Say how many of the lines below include the word "page". Only the number should be given.

+ + + + + + +

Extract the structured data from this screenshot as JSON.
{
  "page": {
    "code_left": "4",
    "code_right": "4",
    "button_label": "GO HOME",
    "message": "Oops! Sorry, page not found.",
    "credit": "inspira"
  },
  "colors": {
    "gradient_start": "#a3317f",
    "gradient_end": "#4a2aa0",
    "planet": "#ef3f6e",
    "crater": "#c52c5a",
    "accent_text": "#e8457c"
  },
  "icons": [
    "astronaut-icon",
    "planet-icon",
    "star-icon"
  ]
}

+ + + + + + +

__WRITTEN REPLY__
2